A bittersweet farewell from Dr. Rose

A bittersweet farewell from Dr. Rose

June 1, 2006, I left private practice to begin a new ministry: associate professor of marriage and family therapy at Mennonite Brethren Biblical Seminary. Fall 2020 is time to begin the process of leaving, so for the 2020-2021 academic year, I am teaching half time. Then, July 2021 I retire completely.

Thinking about retirement has me looking ahead and looking behind, expecting and remembering. Looking ahead, I am extremely optimistic. We have developed an excellent teaching and administrative team in the MFT program. Our current students are amazing! They will take the MFT program beyond anything I could imagine.

Looking behind, I am moved. Each student has changed me. Each of you has contributed to my growth as a therapist, a man and a believer. At one time Mary and I were considering adopting a baby. I asked the practicum class to pray for us. When it fell through, I told the class. One student responded saying, in effect, “We know this is difficult, but you need to remember, you still have ‘children’ in your students.” While I never saw my students as children, they are all adults, she got it right. I invested myself in my students as if they were my children.

My students taught me the humility needed for peacemaking.

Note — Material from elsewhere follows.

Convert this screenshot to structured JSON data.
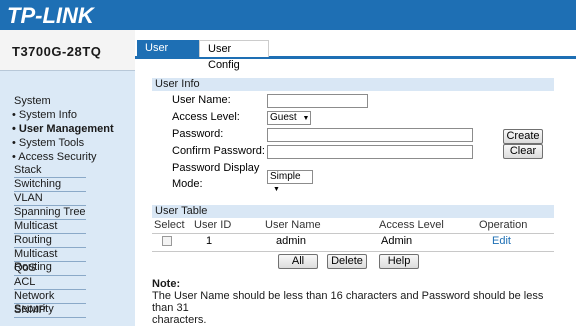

I will never forget praying and thinking late into the night after I embarrassed a student in class. I began the next class with a public apology to that student. She forgave me, and I took a step toward a humility that could admit when I was wrong and work for reconciliation. When Moishe Rosen called me “the most tactful man he knew,” it was my students and colleagues had helped me become more humble and empathetic.

I also learned that I had much more influence than I thought. A couple of years after graduating, an alum told me how exciting it was to read “now you are thinking like a counselor” on one of my evaluations of her work. Two years ago, when I was a commissioner to the Presbyterian Church (USA) General Assembly, her husband reminded me of that influence. That encouragement resulted in me changing the way the church dealt with issues around the Middle East.

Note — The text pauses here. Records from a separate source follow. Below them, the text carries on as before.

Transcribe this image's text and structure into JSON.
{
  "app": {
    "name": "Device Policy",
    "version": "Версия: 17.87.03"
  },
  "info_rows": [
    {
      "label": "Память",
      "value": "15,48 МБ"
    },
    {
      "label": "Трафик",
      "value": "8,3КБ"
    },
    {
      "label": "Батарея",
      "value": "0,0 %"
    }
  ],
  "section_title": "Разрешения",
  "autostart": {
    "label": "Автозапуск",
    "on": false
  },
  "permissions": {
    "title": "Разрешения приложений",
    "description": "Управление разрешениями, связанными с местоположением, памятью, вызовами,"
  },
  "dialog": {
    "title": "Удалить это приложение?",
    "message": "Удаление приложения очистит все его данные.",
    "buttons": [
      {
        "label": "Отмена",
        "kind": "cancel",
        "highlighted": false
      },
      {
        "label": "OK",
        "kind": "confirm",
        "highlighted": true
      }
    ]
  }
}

It would be impossible to list all the ways that you have taught me about counseling, deepened my theology and faith and taught me more about love than I ever expected.

Thank you. While I am looking forward to retirement, you will be missed.

Marriage and Family Therapy

David Bruce Rose, Ph.D.

Associate Professor of Marriage and Family Therapy